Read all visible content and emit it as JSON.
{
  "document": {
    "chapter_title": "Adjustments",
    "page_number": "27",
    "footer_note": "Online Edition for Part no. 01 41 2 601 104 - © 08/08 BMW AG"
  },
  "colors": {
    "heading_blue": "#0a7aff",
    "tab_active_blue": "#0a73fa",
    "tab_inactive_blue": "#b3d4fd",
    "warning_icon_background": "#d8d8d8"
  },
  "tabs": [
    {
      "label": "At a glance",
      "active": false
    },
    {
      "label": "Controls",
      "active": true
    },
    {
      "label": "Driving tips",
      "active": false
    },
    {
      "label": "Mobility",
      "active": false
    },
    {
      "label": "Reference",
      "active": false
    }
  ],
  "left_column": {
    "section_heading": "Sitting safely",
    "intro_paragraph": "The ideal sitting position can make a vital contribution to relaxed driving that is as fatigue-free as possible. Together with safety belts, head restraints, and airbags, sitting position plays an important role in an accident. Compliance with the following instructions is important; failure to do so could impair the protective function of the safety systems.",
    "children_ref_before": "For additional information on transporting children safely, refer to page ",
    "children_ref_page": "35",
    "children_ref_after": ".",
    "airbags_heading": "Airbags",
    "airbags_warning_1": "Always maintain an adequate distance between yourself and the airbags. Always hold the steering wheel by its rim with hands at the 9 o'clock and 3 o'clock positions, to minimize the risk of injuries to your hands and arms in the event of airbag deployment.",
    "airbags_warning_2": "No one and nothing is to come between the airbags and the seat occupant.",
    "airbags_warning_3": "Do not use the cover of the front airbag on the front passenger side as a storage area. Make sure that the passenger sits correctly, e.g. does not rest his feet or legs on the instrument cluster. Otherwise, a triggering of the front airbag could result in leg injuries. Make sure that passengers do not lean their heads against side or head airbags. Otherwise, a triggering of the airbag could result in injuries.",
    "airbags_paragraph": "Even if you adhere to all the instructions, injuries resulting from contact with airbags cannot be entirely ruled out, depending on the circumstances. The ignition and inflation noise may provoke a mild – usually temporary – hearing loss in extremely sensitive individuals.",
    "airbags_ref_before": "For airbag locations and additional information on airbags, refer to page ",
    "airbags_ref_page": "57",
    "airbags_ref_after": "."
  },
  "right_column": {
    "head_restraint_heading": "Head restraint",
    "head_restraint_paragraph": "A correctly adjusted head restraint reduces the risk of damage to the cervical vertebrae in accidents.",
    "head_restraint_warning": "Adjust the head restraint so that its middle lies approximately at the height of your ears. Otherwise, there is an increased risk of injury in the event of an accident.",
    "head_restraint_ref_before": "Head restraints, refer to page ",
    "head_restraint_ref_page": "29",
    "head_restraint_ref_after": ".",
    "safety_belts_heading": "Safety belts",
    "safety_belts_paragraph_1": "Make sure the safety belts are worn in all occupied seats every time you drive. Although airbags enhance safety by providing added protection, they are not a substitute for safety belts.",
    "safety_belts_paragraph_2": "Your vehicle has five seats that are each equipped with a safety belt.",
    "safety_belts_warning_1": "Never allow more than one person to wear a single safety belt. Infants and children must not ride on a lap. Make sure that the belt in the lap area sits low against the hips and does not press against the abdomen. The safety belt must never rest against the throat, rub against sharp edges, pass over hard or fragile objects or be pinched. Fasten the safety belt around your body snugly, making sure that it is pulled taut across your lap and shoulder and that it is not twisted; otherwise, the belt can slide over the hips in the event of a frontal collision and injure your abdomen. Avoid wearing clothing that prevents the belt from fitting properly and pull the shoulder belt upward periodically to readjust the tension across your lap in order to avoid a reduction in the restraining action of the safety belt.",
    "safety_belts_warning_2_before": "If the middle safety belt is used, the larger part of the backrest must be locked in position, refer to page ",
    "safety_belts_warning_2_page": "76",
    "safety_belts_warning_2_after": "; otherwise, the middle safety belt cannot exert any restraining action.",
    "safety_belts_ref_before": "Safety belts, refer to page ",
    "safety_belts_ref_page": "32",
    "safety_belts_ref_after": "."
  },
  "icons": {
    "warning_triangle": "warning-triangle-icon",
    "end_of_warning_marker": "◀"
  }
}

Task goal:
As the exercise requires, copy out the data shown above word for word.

Result below:
Read all visible content and emit it as JSON.
{
  "document": {
    "chapter_title": "Adjustments",
    "page_number": "27",
    "footer_note": "Online Edition for Part no. 01 41 2 601 104 - © 08/08 BMW AG"
  },
  "colors": {
    "heading_blue": "#0a7aff",
    "tab_active_blue": "#0a73fa",
    "tab_inactive_blue": "#b3d4fd",
    "warning_icon_background": "#d8d8d8"
  },
  "tabs": [
    {
      "label": "At a glance",
      "active": false
    },
    {
      "label": "Controls",
      "active": true
    },
    {
      "label": "Driving tips",
      "active": false
    },
    {
      "label": "Mobility",
      "active": false
    },
    {
      "label": "Reference",
      "active": false
    }
  ],
  "left_column": {
    "section_heading": "Sitting safely",
    "intro_paragraph": "The ideal sitting position can make a vital contribution to relaxed driving that is as fatigue-free as possible. Together with safety belts, head restraints, and airbags, sitting position plays an important role in an accident. Compliance with the following instructions is important; failure to do so could impair the protective function of the safety systems.",
    "children_ref_before": "For additional information on transporting children safely, refer to page ",
    "children_ref_page": "35",
    "children_ref_after": ".",
    "airbags_heading": "Airbags",
    "airbags_warning_1": "Always maintain an adequate distance between yourself and the airbags. Always hold the steering wheel by its rim with hands at the 9 o'clock and 3 o'clock positions, to minimize the risk of injuries to your hands and arms in the event of airbag deployment.",
    "airbags_warning_2": "No one and nothing is to come between the airbags and the seat occupant.",
    "airbags_warning_3": "Do not use the cover of the front airbag on the front passenger side as a storage area. Make sure that the passenger sits correctly, e.g. does not rest his feet or legs on the instrument cluster. Otherwise, a triggering of the front airbag could result in leg injuries. Make sure that passengers do not lean their heads against side or head airbags. Otherwise, a triggering of the airbag could result in injuries.",
    "airbags_paragraph": "Even if you adhere to all the instructions, injuries resulting from contact with airbags cannot be entirely ruled out, depending on the circumstances. The ignition and inflation noise may provoke a mild – usually temporary – hearing loss in extremely sensitive individuals.",
    "airbags_ref_before": "For airbag locations and additional information on airbags, refer to page ",
    "airbags_ref_page": "57",
    "airbags_ref_after": "."
  },
  "right_column": {
    "head_restraint_heading": "Head restraint",
    "head_restraint_paragraph": "A correctly adjusted head restraint reduces the risk of damage to the cervical vertebrae in accidents.",
    "head_restraint_warning": "Adjust the head restraint so that its middle lies approximately at the height of your ears. Otherwise, there is an increased risk of injury in the event of an accident.",
    "head_restraint_ref_before": "Head restraints, refer to page ",
    "head_restraint_ref_page": "29",
    "head_restraint_ref_after": ".",
    "safety_belts_heading": "Safety belts",
    "safety_belts_paragraph_1": "Make sure the safety belts are worn in all occupied seats every time you drive. Although airbags enhance safety by providing added protection, they are not a substitute for safety belts.",
    "safety_belts_paragraph_2": "Your vehicle has five seats that are each equipped with a safety belt.",
    "safety_belts_warning_1": "Never allow more than one person to wear a single safety belt. Infants and children must not ride on a lap. Make sure that the belt in the lap area sits low against the hips and does not press against the abdomen. The safety belt must never rest against the throat, rub against sharp edges, pass over hard or fragile objects or be pinched. Fasten the safety belt around your body snugly, making sure that it is pulled taut across your lap and shoulder and that it is not twisted; otherwise, the belt can slide over the hips in the event of a frontal collision and injure your abdomen. Avoid wearing clothing that prevents the belt from fitting properly and pull the shoulder belt upward periodically to readjust the tension across your lap in order to avoid a reduction in the restraining action of the safety belt.",
    "safety_belts_warning_2_before": "If the middle safety belt is used, the larger part of the backrest must be locked in position, refer to page ",
    "safety_belts_warning_2_page": "76",
    "safety_belts_warning_2_after": "; otherwise, the middle safety belt cannot exert any restraining action.",
    "safety_belts_ref_before": "Safety belts, refer to page ",
    "safety_belts_ref_page": "32",
    "safety_belts_ref_after": "."
  },
  "icons": {
    "warning_triangle": "warning-triangle-icon",
    "end_of_warning_marker": "◀"
  }
}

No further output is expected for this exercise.